- Place the fillet-laden sheet of foil on the non-coal side of the grill, you are cooking it with indirect heat.
- Pike a few small holes in the foil, so that the fish can “breathe” as it cooks, and cover the grill, leaving only a single vent un-closed.
- Check the fish to see if it is done after 15 minutes of smoking. You will know that the fish is ready if it flakes to the touch of a fork near its edges. The fish will be firm, opaque and shiny in appearance.
Recipe #4: Lemon-Butter Smoked Mackerel on Potatoes
Since we have already presented a handful of ways to go about smoking mackerel, this recipe shows one approach you can take to bring your fish to the next level of flavor.
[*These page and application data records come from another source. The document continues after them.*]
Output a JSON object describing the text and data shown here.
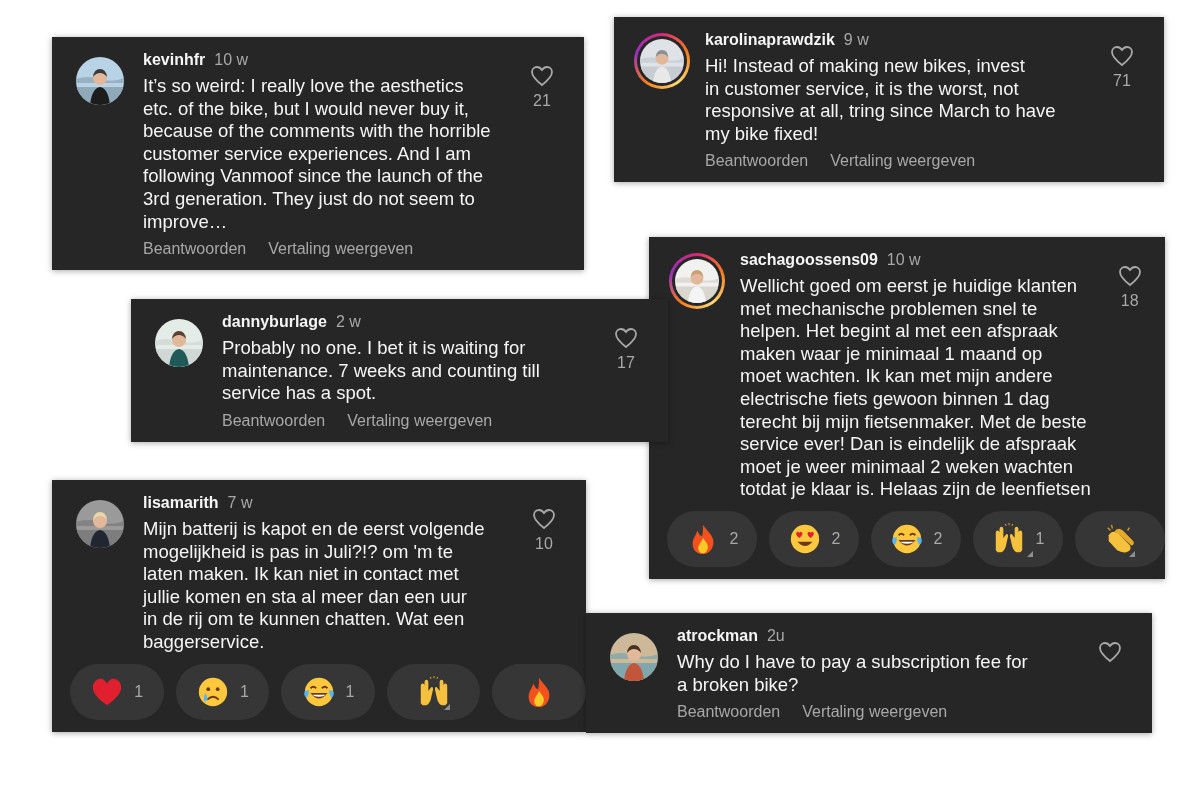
{
  "comments": [
    {
      "username": "kevinhfr",
      "time": "10 w",
      "story_ring": false,
      "avatar": {
        "kind": "picture"
      },
      "text": "It’s so weird: I really love the aesthetics\netc. of the bike, but I would never buy it,\nbecause of the comments with the horrible\ncustomer service experiences. And I am\nfollowing Vanmoof since the launch of the\n3rd generation. They just do not seem to\nimprove…",
      "likes": "21",
      "actions": [
        "Beantwoorden",
        "Vertaling weergeven"
      ]
    },
    {
      "username": "karolinaprawdzik",
      "time": "9 w",
      "story_ring": true,
      "avatar": {
        "kind": "picture"
      },
      "text": "Hi! Instead of making new bikes, invest\nin customer service, it is the worst, not\nresponsive at all, tring since March to have\nmy bike fixed!",
      "likes": "71",
      "actions": [
        "Beantwoorden",
        "Vertaling weergeven"
      ]
    },
    {
      "username": "dannyburlage",
      "time": "2 w",
      "story_ring": false,
      "avatar": {
        "kind": "picture"
      },
      "text": "Probably no one. I bet it is waiting for\nmaintenance. 7 weeks and counting till\nservice has a spot.",
      "likes": "17",
      "actions": [
        "Beantwoorden",
        "Vertaling weergeven"
      ]
    },
    {
      "username": "sachagoossens09",
      "time": "10 w",
      "story_ring": true,
      "avatar": {
        "kind": "picture"
      },
      "text": "Wellicht goed om eerst je huidige klanten\nmet mechanische problemen snel te\nhelpen. Het begint al met een afspraak\nmaken waar je minimaal 1 maand op\nmoet wachten. Ik kan met mijn andere\nelectrische fiets gewoon binnen 1 dag\nterecht bij mijn fietsenmaker. Met de beste\nservice ever! Dan is eindelijk de afspraak\nmoet je weer minimaal 2 weken wachten\ntotdat je klaar is. Helaas zijn de leenfietsen",
      "likes": "18",
      "reactions": [
        {
          "kind": "fire",
          "count": "2",
          "corner_mark": false
        },
        {
          "kind": "heart-eyes",
          "count": "2",
          "corner_mark": false
        },
        {
          "kind": "joy",
          "count": "2",
          "corner_mark": false
        },
        {
          "kind": "raised-hands",
          "count": "1",
          "corner_mark": true
        },
        {
          "kind": "clap",
          "corner_mark": true
        }
      ]
    },
    {
      "username": "lisamarith",
      "time": "7 w",
      "story_ring": false,
      "avatar": {
        "kind": "picture"
      },
      "text": "Mijn batterij is kapot en de eerst volgende\nmogelijkheid is pas in Juli?!? om 'm te\nlaten maken. Ik kan niet in contact met\njullie komen en sta al meer dan een uur\nin de rij om te kunnen chatten. Wat een\nbaggerservice.",
      "likes": "10",
      "reactions": [
        {
          "kind": "heart",
          "count": "1",
          "corner_mark": false
        },
        {
          "kind": "crying",
          "count": "1",
          "corner_mark": false
        },
        {
          "kind": "joy",
          "count": "1",
          "corner_mark": false
        },
        {
          "kind": "raised-hands",
          "corner_mark": true
        },
        {
          "kind": "fire",
          "corner_mark": false
        }
      ]
    },
    {
      "username": "atrockman",
      "time": "2u",
      "story_ring": false,
      "avatar": {
        "kind": "picture"
      },
      "text": "Why do I have to pay a subscription fee for\na broken bike?",
      "actions": [
        "Beantwoorden",
        "Vertaling weergeven"
      ]
    }
  ]
}
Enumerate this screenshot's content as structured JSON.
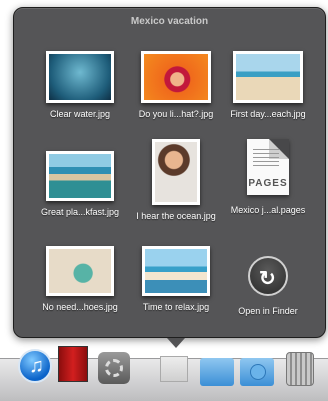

- Mackerel, fillets, smoked, 6
- Butter, 3 tsp
- Juice, lemon, 3 tsp
- Potatoes, peeled, 3 lbs.
- Salt, kosher
- Butter, 1 stick plus 2 tbsp
- Milk, 1/2 cup
- Cream, sour, 1/2 cup
- Pepper, black, fresh ground
- Preheat your oven it to 392°F.
- Arrange the fillets over a square of aluminum foil.
- Liberally apply the lemon juice and butter to the fish.
- Fold the foil over itself, crimping along the edges in order to make a sealed vessel of fish.
- Transfer the foil-sealed fish to a baking sheet and leave it to cook in the oven for 10 minutes.
- Extract the tray from the oven.
- Transfer the properly cooked fish from the tray to a heated plate.
- Submerge your potatoes in water within a large pot, adding a generous amount of salt.
- Bring the pot to a boil and cook the potatoes until they completely soften, roughly 17 minutes. Drain and return the potatoes to the pot.
- Use a masher on the potatoes until they smooth out.
- Use a small saucepan to melt the stick of butter and warm the milk.
- Pour the warm dairy mix into the mash and stir until everything is evenly blended and creamy. Add sour cream until the mixture is fully integrated.
- Season with salt and pepper.
- Transfer the mash to a serving bowl, topped with the last 2 tablespoons of butter and season with black pepper.
- When serving the potatoes, place one fillet on top.
- Serve and enjoy!
While smoking mackerel, or any other fish for that matter; is not a very complicated process, it can still be done poorly. Presented above are a quartet of approaches and applications to smoking mackerel. The good news about this sort of cooking is that once you get the hang of smoking mackerel, you can easily tweak the approach when considering any other sort of fish you might want to send to the smoke box; the main thing to consider is how oily the fish happens to be and how fiddly its bones can be to manage. Give one of these recipes a go and see just how swimmingly things go.